“Fortunately the Fed and the Bank of England now have time to evaluate if an imminent interest rate rise is necessary,” Green said in a news release. “If the Chinese stock market had fallen after any interest rate rises, the fallout could have been much, much worse.”

No. 4: Be Comforted by History
We were overdue for a market correction, experts say.

“We have not seen a correction for a while,” Joe Davis, chief global economist at Vanguard told Financial Advisor Magazine. “If the catalyst had not been China, it would have been something else.”

Jacobsen wrote in the Wells Fargo blog post that historically for corrections since December 1949, the average gain is 47 percent (a median of 32.4 percent) and the average duration from trough to the next peak is 495 days (a median of 289 days). The first peak in this correction occurred on May 21, 2015, when the S&P 500 was at a high $2,130.82, and as of today (Aug. 27) we are 96 days into the correction zone.

Plus, Jacobsen said, advances are longer and more powerful than corrections.

“The current correction, I think, will rebound more quickly than 2011’s or 1953’s [corrections],” Jacobsen reassured readers. “Growth is more robust than market prices are suggesting.”

So just like you tell your clients not to panic, we tell you not to panic. As FPA members, you have many resources at your disposal to help you through this correction. Check out our Knowledge Circles, discuss the current market and how you’re handing it with clients on FPA Connect, and stay connected with your local chapter.
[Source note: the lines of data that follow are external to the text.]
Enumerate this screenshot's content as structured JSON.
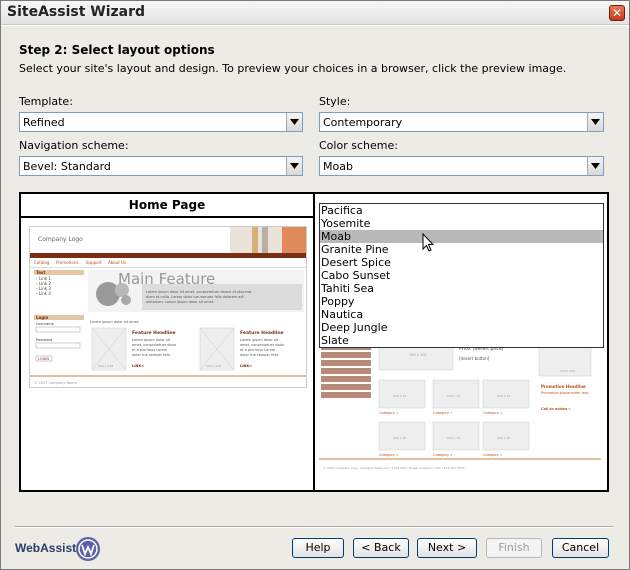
{
  "window": {
    "title": "SiteAssist Wizard",
    "close_glyph": "✕"
  },
  "step": {
    "title": "Step 2: Select layout options",
    "description": "Select your site's layout and design. To preview your choices in a browser, click the preview image."
  },
  "fields": {
    "template": {
      "label": "Template:",
      "value": "Refined"
    },
    "style": {
      "label": "Style:",
      "value": "Contemporary"
    },
    "navigation": {
      "label": "Navigation scheme:",
      "value": "Bevel: Standard"
    },
    "color": {
      "label": "Color scheme:",
      "value": "Moab"
    }
  },
  "color_options": [
    "Pacifica",
    "Yosemite",
    "Moab",
    "Granite Pine",
    "Desert Spice",
    "Cabo Sunset",
    "Tahiti Sea",
    "Poppy",
    "Nautica",
    "Deep Jungle",
    "Slate"
  ],
  "selected_color_index": 2,
  "preview": {
    "left_header": "Home Page",
    "left_thumb": {
      "company": "Company Logo",
      "nav": [
        "Catalog",
        "Promotions",
        "Support",
        "About Us"
      ],
      "sidebar_title": "Text",
      "links": [
        "Link 1",
        "Link 2",
        "Link 3",
        "Link 4"
      ],
      "login_title": "Login",
      "username_label": "Username",
      "password_label": "Password",
      "login_button": "LOGIN",
      "feature_title": "Main Feature",
      "feature_text": "Lorem ipsum dolor sit amet, consectetuer dolore et placerat diam et nulla. Lorem dolor tue semper felis dolorem adl anitonum. Lorem ipsum dolor sit amet.",
      "headline1": "Feature Headline",
      "headline2": "Feature Headline",
      "headline_text": "Lorem ipsum dolor sit amet, consectetuer dolor et a plurimus Lorem dolor tue semper felis dolorem.",
      "link_text": "LINK>",
      "img_size": "150 x 120",
      "copyright": "© 2007 Company Name"
    },
    "right_thumb": {
      "price_label": "Price: [desert price]",
      "basket_label": "[desert button]",
      "img_large": "150 x 100",
      "img_small": "120 x 75",
      "category_link": "Category »",
      "promo_title": "Promotion Headline",
      "promo_text": "Promotion placeholder text.",
      "call_to_action": "Call to action »",
      "footer": "© 2007 Company Logo. All Rights Reserved | 1234 Main Street, Anytown, USA | 123.555.5555"
    }
  },
  "buttons": {
    "help": "Help",
    "back": "< Back",
    "next": "Next >",
    "finish": "Finish",
    "cancel": "Cancel"
  },
  "logo": {
    "text": "WebAssist"
  },
  "colors": {
    "accent_orange": "#b3541e",
    "nav_brown": "#7b2f12",
    "select_gray": "#b8b8b8"
  }
}
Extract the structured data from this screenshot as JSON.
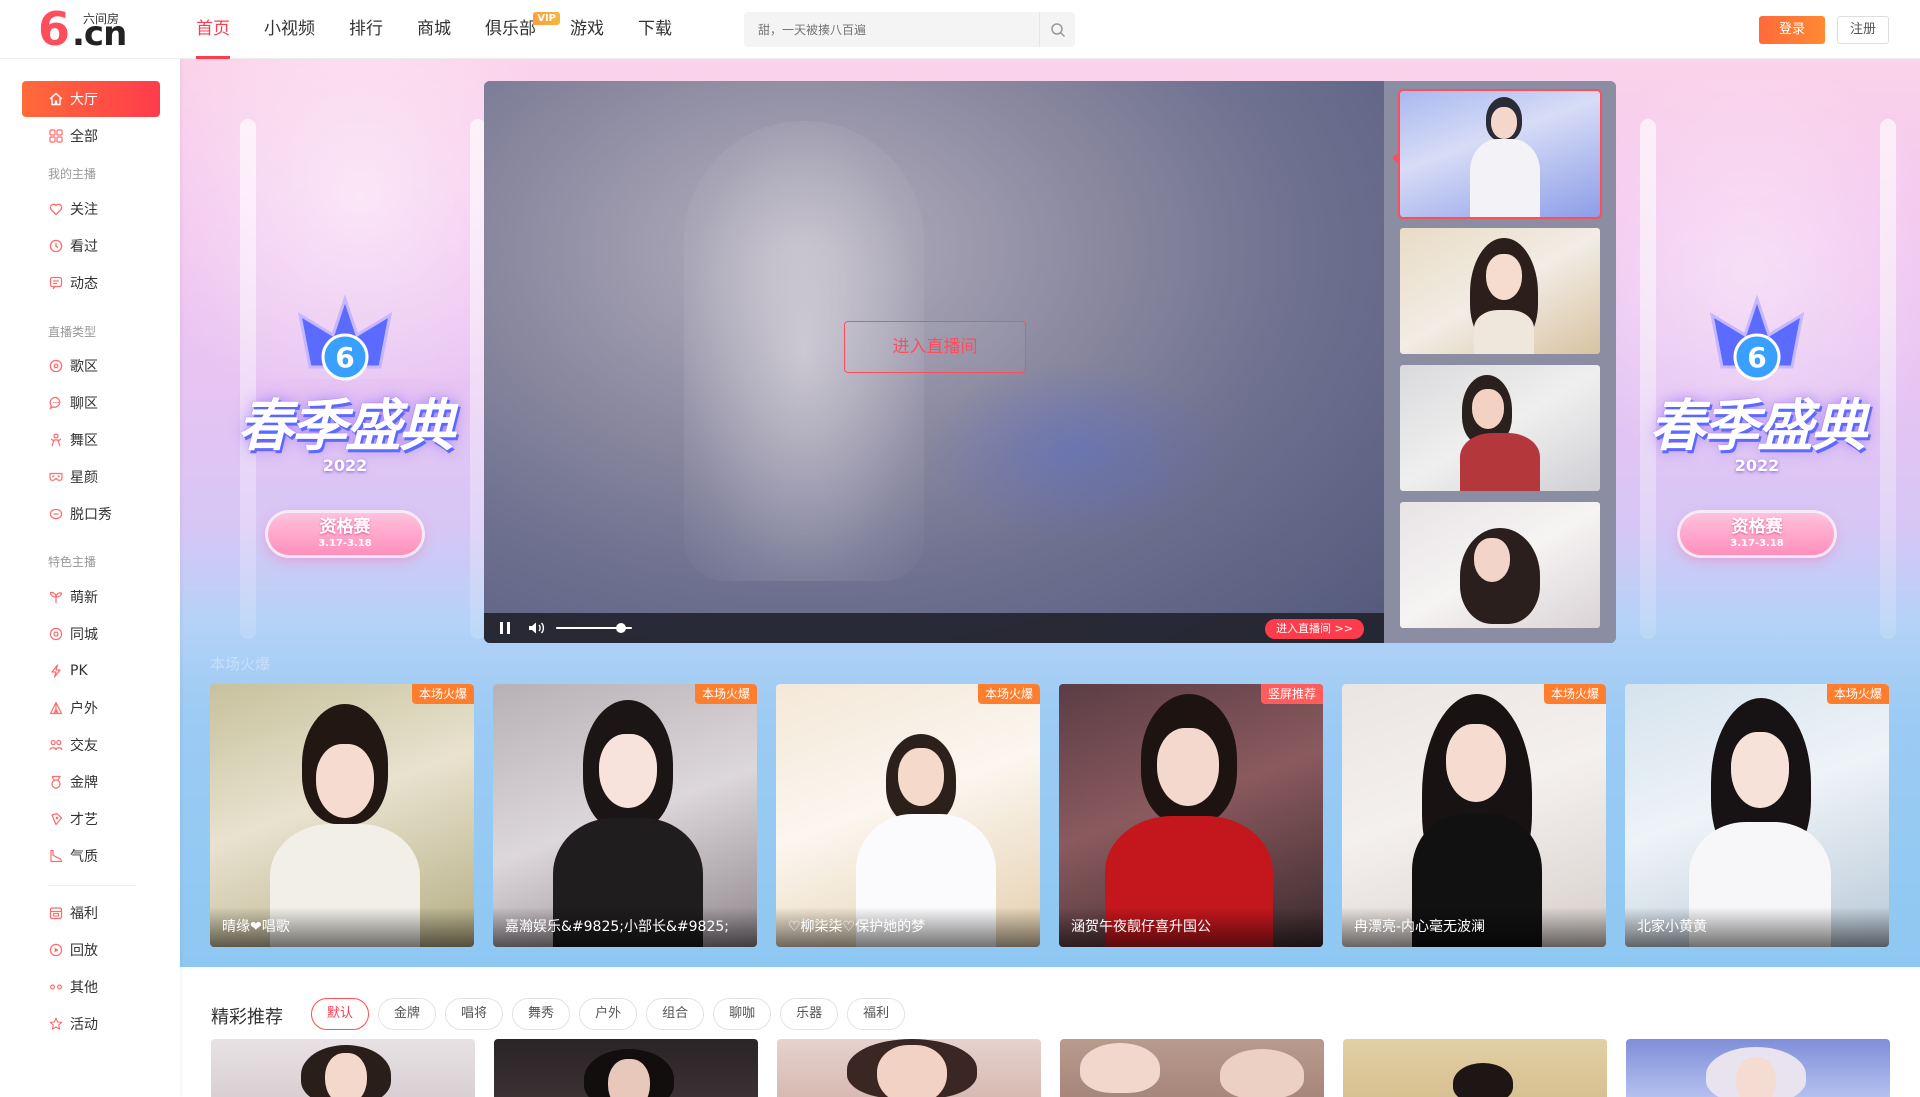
{
  "logo": {
    "mark": "6",
    "domain": ".cn",
    "name": "六间房"
  },
  "nav": {
    "items": [
      {
        "label": "首页",
        "active": true
      },
      {
        "label": "小视频"
      },
      {
        "label": "排行"
      },
      {
        "label": "商城"
      },
      {
        "label": "俱乐部",
        "badge": "VIP"
      },
      {
        "label": "游戏"
      },
      {
        "label": "下载"
      }
    ]
  },
  "search": {
    "placeholder": "甜，一天被揍八百遍"
  },
  "auth": {
    "login": "登录",
    "register": "注册"
  },
  "sidebar": {
    "items": [
      {
        "label": "大厅",
        "icon": "home-icon",
        "active": true
      },
      {
        "label": "全部",
        "icon": "grid-icon"
      },
      {
        "group": "我的主播"
      },
      {
        "label": "关注",
        "icon": "heart-icon"
      },
      {
        "label": "看过",
        "icon": "clock-icon"
      },
      {
        "label": "动态",
        "icon": "feed-icon"
      },
      {
        "group": "直播类型"
      },
      {
        "label": "歌区",
        "icon": "music-icon"
      },
      {
        "label": "聊区",
        "icon": "chat-icon"
      },
      {
        "label": "舞区",
        "icon": "dance-icon"
      },
      {
        "label": "星颜",
        "icon": "mask-icon"
      },
      {
        "label": "脱口秀",
        "icon": "mic-icon"
      },
      {
        "group": "特色主播"
      },
      {
        "label": "萌新",
        "icon": "sprout-icon"
      },
      {
        "label": "同城",
        "icon": "location-icon"
      },
      {
        "label": "PK",
        "icon": "lightning-icon"
      },
      {
        "label": "户外",
        "icon": "tent-icon"
      },
      {
        "label": "交友",
        "icon": "people-icon"
      },
      {
        "label": "金牌",
        "icon": "medal-icon"
      },
      {
        "label": "才艺",
        "icon": "note-icon"
      },
      {
        "label": "气质",
        "icon": "heel-icon"
      },
      {
        "separator": true
      },
      {
        "label": "福利",
        "icon": "gift-icon"
      },
      {
        "label": "回放",
        "icon": "replay-icon"
      },
      {
        "label": "其他",
        "icon": "more-icon"
      },
      {
        "label": "活动",
        "icon": "star-icon"
      }
    ]
  },
  "hero": {
    "event": {
      "title": "春季盛典",
      "year": "2022",
      "stage": "资格赛",
      "dates": "3.17-3.18"
    },
    "player": {
      "enter_label": "进入直播间",
      "enter_small_label": "进入直播间 >>",
      "volume_level": 0.85
    },
    "section_ghost": "本场火爆"
  },
  "hot_cards": [
    {
      "name": "晴缘❤唱歌",
      "tag": "本场火爆"
    },
    {
      "name": "嘉瀚娱乐&#9825;小部长&#9825;",
      "tag": "本场火爆"
    },
    {
      "name": "♡柳柒柒♡保护她的梦",
      "tag": "本场火爆"
    },
    {
      "name": "涵贺午夜靓仔喜升国公",
      "tag": "竖屏推荐"
    },
    {
      "name": "冉漂亮-内心毫无波澜",
      "tag": "本场火爆"
    },
    {
      "name": "北家小黄黄",
      "tag": "本场火爆"
    }
  ],
  "recommend": {
    "title": "精彩推荐",
    "filters": [
      {
        "label": "默认",
        "active": true
      },
      {
        "label": "金牌"
      },
      {
        "label": "唱将"
      },
      {
        "label": "舞秀"
      },
      {
        "label": "户外"
      },
      {
        "label": "组合"
      },
      {
        "label": "聊咖"
      },
      {
        "label": "乐器"
      },
      {
        "label": "福利"
      }
    ]
  },
  "colors": {
    "accent": "#ff3c4c",
    "login_gradient_start": "#ff6a3a",
    "hot_tag": "#ff7e2e",
    "hero_bottom": "#8ec8f2"
  }
}
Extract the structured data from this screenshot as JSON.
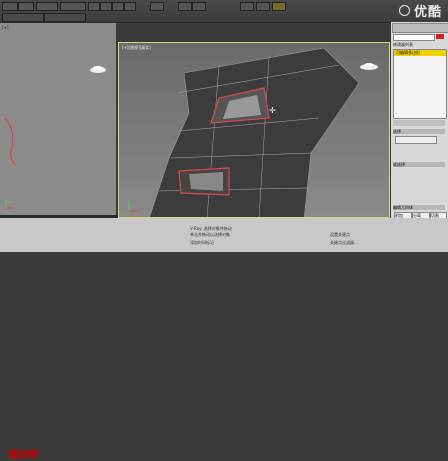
{
  "watermark": {
    "text": "优酷"
  },
  "logo": {
    "text": "瑞泽明"
  },
  "panel": {
    "header_label": "修改器列表",
    "stack_items": [
      "可编辑多边形"
    ],
    "subheads": [
      "选择",
      "软选择",
      "编辑几何体"
    ],
    "buttons": [
      "附加",
      "分离",
      "切割"
    ]
  },
  "status_bar": {
    "line1": "V-Ray: 选择对象并拖动",
    "line2": "单击并拖动以选择对象",
    "add_key": "添加时间标记",
    "set_key": "设置关键点",
    "key_filter": "关键点过滤器..."
  },
  "colors": {
    "viewport_border": "#d8d870",
    "selected_edge": "#d84a4a",
    "accent": "#f0d000"
  }
}
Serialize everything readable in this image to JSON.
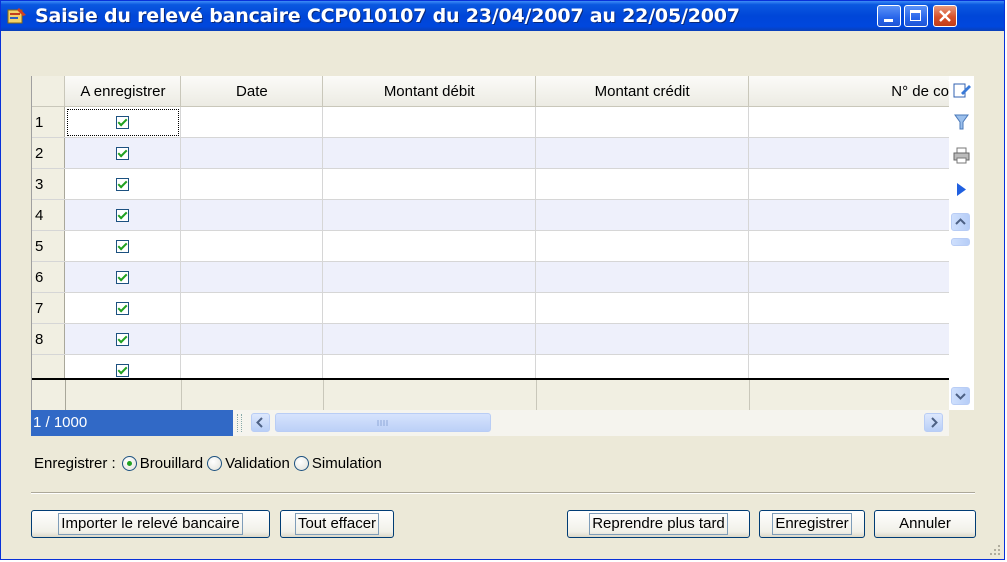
{
  "window": {
    "title": "Saisie du relevé bancaire CCP010107 du 23/04/2007 au 22/05/2007",
    "colors": {
      "titlebar": "#0046d8",
      "close": "#d8502a",
      "selection": "#3169c6",
      "check": "#21a121"
    }
  },
  "grid": {
    "columns": [
      "A enregistrer",
      "Date",
      "Montant débit",
      "Montant crédit",
      "N° de co"
    ],
    "rows": [
      {
        "num": "1",
        "checked": true
      },
      {
        "num": "2",
        "checked": true
      },
      {
        "num": "3",
        "checked": true
      },
      {
        "num": "4",
        "checked": true
      },
      {
        "num": "5",
        "checked": true
      },
      {
        "num": "6",
        "checked": true
      },
      {
        "num": "7",
        "checked": true
      },
      {
        "num": "8",
        "checked": true
      }
    ],
    "pager": "1 / 1000",
    "side_icons": [
      "edit-icon",
      "filter-icon",
      "print-icon",
      "next-icon"
    ]
  },
  "save_options": {
    "label": "Enregistrer :",
    "options": [
      "Brouillard",
      "Validation",
      "Simulation"
    ],
    "selected": "Brouillard"
  },
  "buttons": {
    "import": "Importer le relevé bancaire",
    "clear": "Tout effacer",
    "later": "Reprendre plus tard",
    "save": "Enregistrer",
    "cancel": "Annuler"
  }
}
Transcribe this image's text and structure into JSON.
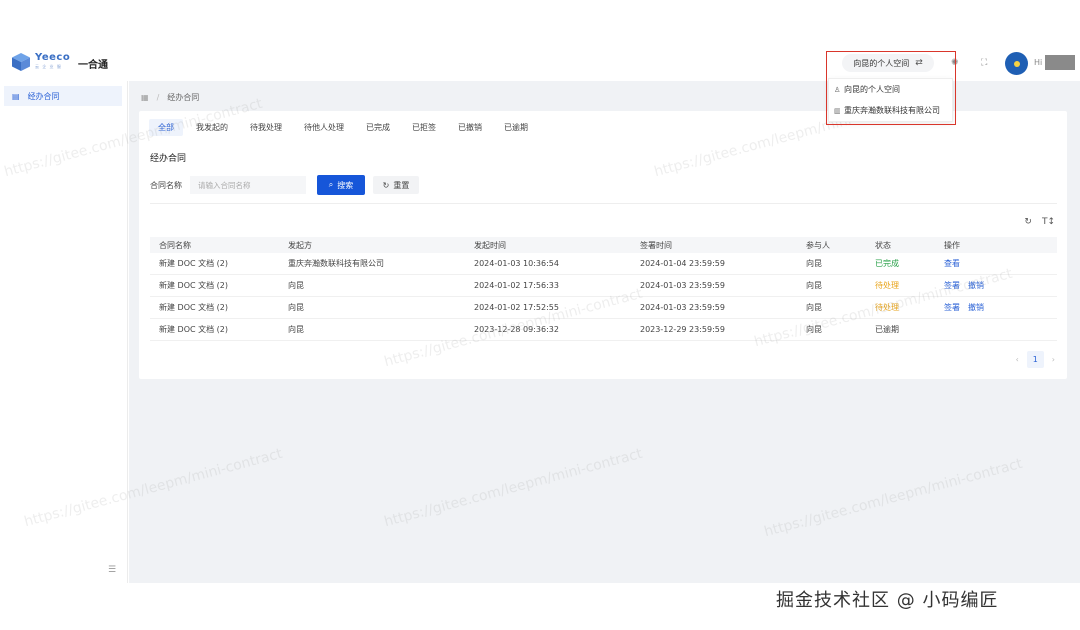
{
  "header": {
    "logo_word": "Yeeco",
    "logo_sub": "云 企 业 服",
    "app_name": "一合通",
    "space_switch": "向昆的个人空间",
    "greeting": "Hi"
  },
  "dropdown": {
    "items": [
      {
        "label": "向昆的个人空间",
        "icon": "user-icon"
      },
      {
        "label": "重庆奔瀚数联科技有限公司",
        "icon": "building-icon"
      }
    ]
  },
  "sidebar": {
    "items": [
      {
        "label": "经办合同",
        "icon": "document-icon"
      }
    ]
  },
  "breadcrumb": {
    "current": "经办合同"
  },
  "tabs": [
    "全部",
    "我发起的",
    "待我处理",
    "待他人处理",
    "已完成",
    "已拒签",
    "已撤销",
    "已逾期"
  ],
  "section_title": "经办合同",
  "filter": {
    "label": "合同名称",
    "placeholder": "请输入合同名称",
    "search_label": "搜索",
    "reset_label": "重置"
  },
  "table": {
    "columns": [
      "合同名称",
      "发起方",
      "发起时间",
      "签署时间",
      "参与人",
      "状态",
      "操作"
    ],
    "rows": [
      {
        "name": "新建 DOC 文档 (2)",
        "initiator": "重庆奔瀚数联科技有限公司",
        "start": "2024-01-03 10:36:54",
        "sign": "2024-01-04 23:59:59",
        "participant": "向昆",
        "status": "已完成",
        "status_kind": "done",
        "actions": [
          "查看"
        ]
      },
      {
        "name": "新建 DOC 文档 (2)",
        "initiator": "向昆",
        "start": "2024-01-02 17:56:33",
        "sign": "2024-01-03 23:59:59",
        "participant": "向昆",
        "status": "待处理",
        "status_kind": "pending",
        "actions": [
          "签署",
          "撤销"
        ]
      },
      {
        "name": "新建 DOC 文档 (2)",
        "initiator": "向昆",
        "start": "2024-01-02 17:52:55",
        "sign": "2024-01-03 23:59:59",
        "participant": "向昆",
        "status": "待处理",
        "status_kind": "pending",
        "actions": [
          "签署",
          "撤销"
        ]
      },
      {
        "name": "新建 DOC 文档 (2)",
        "initiator": "向昆",
        "start": "2023-12-28 09:36:32",
        "sign": "2023-12-29 23:59:59",
        "participant": "向昆",
        "status": "已逾期",
        "status_kind": "expired",
        "actions": []
      }
    ]
  },
  "pager": {
    "current": "1"
  },
  "watermark_text": "https://gitee.com/leepm/mini-contract",
  "footer": "掘金技术社区 @ 小码编匠",
  "colors": {
    "accent": "#1656d9",
    "done": "#2aa14a",
    "pending": "#e8a317",
    "highlight": "#d9362b"
  }
}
HeadshotAna Trujillo
Associate Editor
Journal of Financial Planning
Denver, Colo.